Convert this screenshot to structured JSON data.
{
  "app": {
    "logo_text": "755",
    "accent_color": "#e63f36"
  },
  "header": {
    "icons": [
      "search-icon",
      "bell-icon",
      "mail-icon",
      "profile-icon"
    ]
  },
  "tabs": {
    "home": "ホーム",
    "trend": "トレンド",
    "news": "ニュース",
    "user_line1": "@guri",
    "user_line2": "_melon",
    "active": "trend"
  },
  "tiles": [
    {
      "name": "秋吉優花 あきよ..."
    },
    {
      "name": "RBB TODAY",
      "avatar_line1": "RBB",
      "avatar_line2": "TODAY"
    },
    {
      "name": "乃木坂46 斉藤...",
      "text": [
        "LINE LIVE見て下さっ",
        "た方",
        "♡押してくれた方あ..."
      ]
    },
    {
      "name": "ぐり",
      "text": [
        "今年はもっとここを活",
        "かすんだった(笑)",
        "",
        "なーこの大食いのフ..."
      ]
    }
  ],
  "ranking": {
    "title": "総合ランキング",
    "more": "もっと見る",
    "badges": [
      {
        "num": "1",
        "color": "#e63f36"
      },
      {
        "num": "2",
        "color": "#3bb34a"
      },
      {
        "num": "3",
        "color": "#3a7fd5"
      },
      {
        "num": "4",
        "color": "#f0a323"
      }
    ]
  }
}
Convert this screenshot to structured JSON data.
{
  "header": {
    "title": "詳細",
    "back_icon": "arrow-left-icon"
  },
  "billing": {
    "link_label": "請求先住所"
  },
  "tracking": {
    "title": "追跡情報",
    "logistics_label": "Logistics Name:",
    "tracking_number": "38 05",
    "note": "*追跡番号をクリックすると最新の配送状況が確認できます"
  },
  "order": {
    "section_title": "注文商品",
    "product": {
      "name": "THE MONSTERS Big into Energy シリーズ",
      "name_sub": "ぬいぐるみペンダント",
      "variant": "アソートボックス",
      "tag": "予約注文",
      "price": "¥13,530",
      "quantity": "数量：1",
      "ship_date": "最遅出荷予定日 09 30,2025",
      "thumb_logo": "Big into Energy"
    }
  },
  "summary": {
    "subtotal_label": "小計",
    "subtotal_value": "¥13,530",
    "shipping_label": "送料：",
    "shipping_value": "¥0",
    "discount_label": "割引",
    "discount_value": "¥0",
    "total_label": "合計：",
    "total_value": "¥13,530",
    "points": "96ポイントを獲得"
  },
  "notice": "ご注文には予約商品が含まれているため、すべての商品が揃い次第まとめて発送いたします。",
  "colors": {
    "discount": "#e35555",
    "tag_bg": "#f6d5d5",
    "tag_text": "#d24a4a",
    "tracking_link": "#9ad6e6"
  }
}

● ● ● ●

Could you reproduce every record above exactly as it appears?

- _RESPONSE_:
Convert this screenshot to structured JSON data.
{
  "app": {
    "logo_text": "755",
    "accent_color": "#e63f36"
  },
  "header": {
    "icons": [
      "search-icon",
      "bell-icon",
      "mail-icon",
      "profile-icon"
    ]
  },
  "tabs": {
    "home": "ホーム",
    "trend": "トレンド",
    "news": "ニュース",
    "user_line1": "@guri",
    "user_line2": "_melon",
    "active": "trend"
  },
  "tiles": [
    {
      "name": "秋吉優花 あきよ..."
    },
    {
      "name": "RBB TODAY",
      "avatar_line1": "RBB",
      "avatar_line2": "TODAY"
    },
    {
      "name": "乃木坂46 斉藤...",
      "text": [
        "LINE LIVE見て下さっ",
        "た方",
        "♡押してくれた方あ..."
      ]
    },
    {
      "name": "ぐり",
      "text": [
        "今年はもっとここを活",
        "かすんだった(笑)",
        "",
        "なーこの大食いのフ..."
      ]
    }
  ],
  "ranking": {
    "title": "総合ランキング",
    "more": "もっと見る",
    "badges": [
      {
        "num": "1",
        "color": "#e63f36"
      },
      {
        "num": "2",
        "color": "#3bb34a"
      },
      {
        "num": "3",
        "color": "#3a7fd5"
      },
      {
        "num": "4",
        "color": "#f0a323"
      }
    ]
  }
}
Convert this screenshot to structured JSON data.
{
  "header": {
    "title": "詳細",
    "back_icon": "arrow-left-icon"
  },
  "billing": {
    "link_label": "請求先住所"
  },
  "tracking": {
    "title": "追跡情報",
    "logistics_label": "Logistics Name:",
    "tracking_number": "38 05",
    "note": "*追跡番号をクリックすると最新の配送状況が確認できます"
  },
  "order": {
    "section_title": "注文商品",
    "product": {
      "name": "THE MONSTERS Big into Energy シリーズ",
      "name_sub": "ぬいぐるみペンダント",
      "variant": "アソートボックス",
      "tag": "予約注文",
      "price": "¥13,530",
      "quantity": "数量：1",
      "ship_date": "最遅出荷予定日 09 30,2025",
      "thumb_logo": "Big into Energy"
    }
  },
  "summary": {
    "subtotal_label": "小計",
    "subtotal_value": "¥13,530",
    "shipping_label": "送料：",
    "shipping_value": "¥0",
    "discount_label": "割引",
    "discount_value": "¥0",
    "total_label": "合計：",
    "total_value": "¥13,530",
    "points": "96ポイントを獲得"
  },
  "notice": "ご注文には予約商品が含まれているため、すべての商品が揃い次第まとめて発送いたします。",
  "colors": {
    "discount": "#e35555",
    "tag_bg": "#f6d5d5",
    "tag_text": "#d24a4a",
    "tracking_link": "#9ad6e6"
  }
}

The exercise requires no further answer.